Design is about knowing what’s most important

do-one-thing

Start with one thing is a design approach I really like. It makes you focus on what’s really important. I’m all for doing less and getting design out of people’s way.

I believe that the most successful products really only do one thing. Everything else is secondary to this. It’s the difference between function and features.

Function is what we need so something works.

Features enhance function. They’re what we think of as selling a product.

The problem is things we find hard or frustrating to use – products that don’t work well – are the result of features getting in the way of function. The one thing we need something to do so it just works.

I talked through this at UX Cambridge today. It’s an approach you can apply to anything. Entire products, services, or individual features.

1. Work out what’s most important

Start with user needs. Before designing anything work out the most important thing that people need. What really matters to them? What do people need to know? What job are they trying to do?

If you haven’t already, do some user research.

2. Design something

Design something that meets the single most important need you know about.

Think about content and what you’re communicating. Always start with typography rather than layout. Most of all, do the hard work to make this as simple as possible.

3. Test, learn, and iterate

Test your design with people and learn about what doesn’t work. Starting with one thing will help you to understand what people really need. What’s missing.

Iterate and test different design approaches.

4. Move on to the next most important thing

When you have a design that does one thing well, think about what people will need to do next.

Footnotes

There’s been lots of discussion about one thing per page – an approach to form design now recommended in the Government Service Design Manual. This makes a lot of sense but I think the challenge here is to extend this thinking beyond form design. To extend it to service design.

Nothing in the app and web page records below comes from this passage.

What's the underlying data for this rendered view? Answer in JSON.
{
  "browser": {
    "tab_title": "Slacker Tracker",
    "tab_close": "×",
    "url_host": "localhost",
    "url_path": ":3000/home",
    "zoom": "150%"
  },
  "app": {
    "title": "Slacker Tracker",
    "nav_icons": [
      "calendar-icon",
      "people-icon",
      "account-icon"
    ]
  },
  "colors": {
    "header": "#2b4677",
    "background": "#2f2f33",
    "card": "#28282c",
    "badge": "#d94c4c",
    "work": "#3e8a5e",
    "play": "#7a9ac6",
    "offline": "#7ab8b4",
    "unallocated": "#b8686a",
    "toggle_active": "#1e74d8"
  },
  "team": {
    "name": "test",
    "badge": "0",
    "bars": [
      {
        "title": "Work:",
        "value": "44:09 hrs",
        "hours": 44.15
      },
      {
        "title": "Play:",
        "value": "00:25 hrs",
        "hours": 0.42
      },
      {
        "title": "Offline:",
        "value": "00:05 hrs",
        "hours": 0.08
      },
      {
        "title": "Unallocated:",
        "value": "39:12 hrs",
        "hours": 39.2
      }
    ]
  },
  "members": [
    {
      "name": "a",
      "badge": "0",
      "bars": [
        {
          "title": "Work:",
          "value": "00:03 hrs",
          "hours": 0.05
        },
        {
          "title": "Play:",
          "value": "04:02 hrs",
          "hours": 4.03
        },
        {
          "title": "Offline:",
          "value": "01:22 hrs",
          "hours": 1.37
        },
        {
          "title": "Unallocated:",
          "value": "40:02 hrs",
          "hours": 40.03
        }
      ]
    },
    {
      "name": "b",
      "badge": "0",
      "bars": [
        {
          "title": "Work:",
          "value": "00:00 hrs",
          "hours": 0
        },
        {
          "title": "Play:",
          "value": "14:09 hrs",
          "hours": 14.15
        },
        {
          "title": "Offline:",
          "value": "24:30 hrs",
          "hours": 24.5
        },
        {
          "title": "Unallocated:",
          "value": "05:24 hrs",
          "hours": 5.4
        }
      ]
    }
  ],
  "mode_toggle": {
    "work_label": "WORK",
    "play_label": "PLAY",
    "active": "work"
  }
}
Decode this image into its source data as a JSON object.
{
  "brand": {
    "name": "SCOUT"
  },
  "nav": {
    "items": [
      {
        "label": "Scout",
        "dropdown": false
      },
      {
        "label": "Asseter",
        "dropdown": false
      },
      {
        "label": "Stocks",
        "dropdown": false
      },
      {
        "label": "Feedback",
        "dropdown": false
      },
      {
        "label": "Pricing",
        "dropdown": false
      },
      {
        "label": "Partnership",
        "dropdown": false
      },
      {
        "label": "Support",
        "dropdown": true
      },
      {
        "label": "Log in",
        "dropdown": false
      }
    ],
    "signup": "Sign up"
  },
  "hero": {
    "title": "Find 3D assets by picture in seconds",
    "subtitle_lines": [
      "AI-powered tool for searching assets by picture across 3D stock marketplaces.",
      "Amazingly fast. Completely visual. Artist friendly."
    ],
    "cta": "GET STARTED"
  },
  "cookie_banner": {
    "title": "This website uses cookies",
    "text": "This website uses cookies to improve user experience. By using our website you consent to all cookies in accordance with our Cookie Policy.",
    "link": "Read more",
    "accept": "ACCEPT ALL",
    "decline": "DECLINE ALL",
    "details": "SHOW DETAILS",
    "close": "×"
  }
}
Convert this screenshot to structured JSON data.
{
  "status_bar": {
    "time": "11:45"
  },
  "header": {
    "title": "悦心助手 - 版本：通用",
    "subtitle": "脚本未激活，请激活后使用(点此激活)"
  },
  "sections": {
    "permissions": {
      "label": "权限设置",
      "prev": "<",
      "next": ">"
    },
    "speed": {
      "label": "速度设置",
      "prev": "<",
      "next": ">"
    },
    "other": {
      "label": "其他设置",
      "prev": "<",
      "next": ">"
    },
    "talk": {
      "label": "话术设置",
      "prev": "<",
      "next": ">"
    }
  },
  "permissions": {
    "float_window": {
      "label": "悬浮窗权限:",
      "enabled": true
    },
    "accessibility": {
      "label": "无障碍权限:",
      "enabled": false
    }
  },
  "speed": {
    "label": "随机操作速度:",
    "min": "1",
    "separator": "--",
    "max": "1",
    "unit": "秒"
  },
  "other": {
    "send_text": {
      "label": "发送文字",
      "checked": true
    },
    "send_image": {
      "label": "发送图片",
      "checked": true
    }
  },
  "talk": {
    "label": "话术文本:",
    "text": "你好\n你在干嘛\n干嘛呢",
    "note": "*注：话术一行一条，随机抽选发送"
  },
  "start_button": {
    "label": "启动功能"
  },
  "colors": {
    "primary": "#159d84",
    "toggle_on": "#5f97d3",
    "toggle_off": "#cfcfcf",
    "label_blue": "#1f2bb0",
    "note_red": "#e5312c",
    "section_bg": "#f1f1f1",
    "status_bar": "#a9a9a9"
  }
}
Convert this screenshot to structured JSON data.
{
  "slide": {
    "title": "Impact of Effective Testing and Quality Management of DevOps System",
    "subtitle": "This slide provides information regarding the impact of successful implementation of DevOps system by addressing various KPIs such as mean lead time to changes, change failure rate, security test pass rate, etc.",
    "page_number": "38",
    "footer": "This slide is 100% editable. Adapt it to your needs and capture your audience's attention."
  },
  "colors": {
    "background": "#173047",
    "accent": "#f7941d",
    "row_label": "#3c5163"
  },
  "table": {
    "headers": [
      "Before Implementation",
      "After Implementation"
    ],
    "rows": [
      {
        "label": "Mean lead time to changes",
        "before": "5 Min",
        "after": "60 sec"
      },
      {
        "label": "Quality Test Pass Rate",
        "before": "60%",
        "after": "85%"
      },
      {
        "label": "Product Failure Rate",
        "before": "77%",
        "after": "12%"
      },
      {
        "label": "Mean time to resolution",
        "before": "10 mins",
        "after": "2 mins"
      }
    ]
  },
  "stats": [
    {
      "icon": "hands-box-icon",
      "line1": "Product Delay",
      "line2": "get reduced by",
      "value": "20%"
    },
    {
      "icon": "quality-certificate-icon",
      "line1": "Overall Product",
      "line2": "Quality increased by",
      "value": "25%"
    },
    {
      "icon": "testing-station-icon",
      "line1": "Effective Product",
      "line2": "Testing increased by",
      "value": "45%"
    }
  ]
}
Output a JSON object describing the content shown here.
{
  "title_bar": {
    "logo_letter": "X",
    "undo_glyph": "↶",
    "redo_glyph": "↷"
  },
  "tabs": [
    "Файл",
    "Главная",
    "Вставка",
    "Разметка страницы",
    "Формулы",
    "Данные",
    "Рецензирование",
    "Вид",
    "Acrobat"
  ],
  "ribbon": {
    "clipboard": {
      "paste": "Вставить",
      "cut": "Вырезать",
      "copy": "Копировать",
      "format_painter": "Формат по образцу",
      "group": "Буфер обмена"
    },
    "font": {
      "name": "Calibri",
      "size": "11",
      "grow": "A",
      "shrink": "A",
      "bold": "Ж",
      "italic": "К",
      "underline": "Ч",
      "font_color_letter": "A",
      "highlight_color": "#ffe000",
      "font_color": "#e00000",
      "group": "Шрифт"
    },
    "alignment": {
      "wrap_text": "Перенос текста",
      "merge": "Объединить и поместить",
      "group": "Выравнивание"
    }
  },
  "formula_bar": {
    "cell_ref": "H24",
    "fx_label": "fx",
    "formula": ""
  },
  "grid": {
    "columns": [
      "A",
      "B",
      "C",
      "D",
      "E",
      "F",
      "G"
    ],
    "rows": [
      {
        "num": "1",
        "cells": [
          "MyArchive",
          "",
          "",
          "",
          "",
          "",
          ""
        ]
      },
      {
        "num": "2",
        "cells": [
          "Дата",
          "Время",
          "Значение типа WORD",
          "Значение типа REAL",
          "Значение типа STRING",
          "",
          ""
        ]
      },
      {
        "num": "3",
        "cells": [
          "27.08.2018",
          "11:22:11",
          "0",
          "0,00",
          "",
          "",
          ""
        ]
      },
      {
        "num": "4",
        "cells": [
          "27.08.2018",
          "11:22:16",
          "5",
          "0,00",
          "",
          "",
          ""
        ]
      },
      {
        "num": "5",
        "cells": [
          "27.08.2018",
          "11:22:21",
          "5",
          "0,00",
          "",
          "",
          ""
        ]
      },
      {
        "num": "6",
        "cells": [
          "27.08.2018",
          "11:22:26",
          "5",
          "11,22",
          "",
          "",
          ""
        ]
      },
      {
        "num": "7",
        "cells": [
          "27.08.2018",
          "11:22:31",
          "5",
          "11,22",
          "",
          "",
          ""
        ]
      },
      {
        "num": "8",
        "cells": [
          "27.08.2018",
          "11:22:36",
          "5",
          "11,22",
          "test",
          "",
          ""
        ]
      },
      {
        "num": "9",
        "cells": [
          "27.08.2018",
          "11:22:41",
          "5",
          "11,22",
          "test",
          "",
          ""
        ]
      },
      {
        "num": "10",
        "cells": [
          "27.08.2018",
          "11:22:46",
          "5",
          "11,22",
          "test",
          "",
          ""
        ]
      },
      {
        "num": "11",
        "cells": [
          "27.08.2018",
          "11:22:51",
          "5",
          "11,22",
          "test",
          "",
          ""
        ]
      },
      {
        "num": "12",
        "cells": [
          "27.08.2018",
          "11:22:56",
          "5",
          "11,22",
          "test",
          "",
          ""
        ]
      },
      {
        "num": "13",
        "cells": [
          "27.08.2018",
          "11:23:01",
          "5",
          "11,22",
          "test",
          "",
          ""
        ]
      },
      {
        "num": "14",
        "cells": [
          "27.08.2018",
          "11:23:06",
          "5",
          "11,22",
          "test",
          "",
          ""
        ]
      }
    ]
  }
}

Ben Holliday is an experienced design leader, writer and speaker. This is his blog (started in 2005). You can follow all of Ben's blog posts by subscribing to the RSS feed, or follow him on Twitter for more regular updates.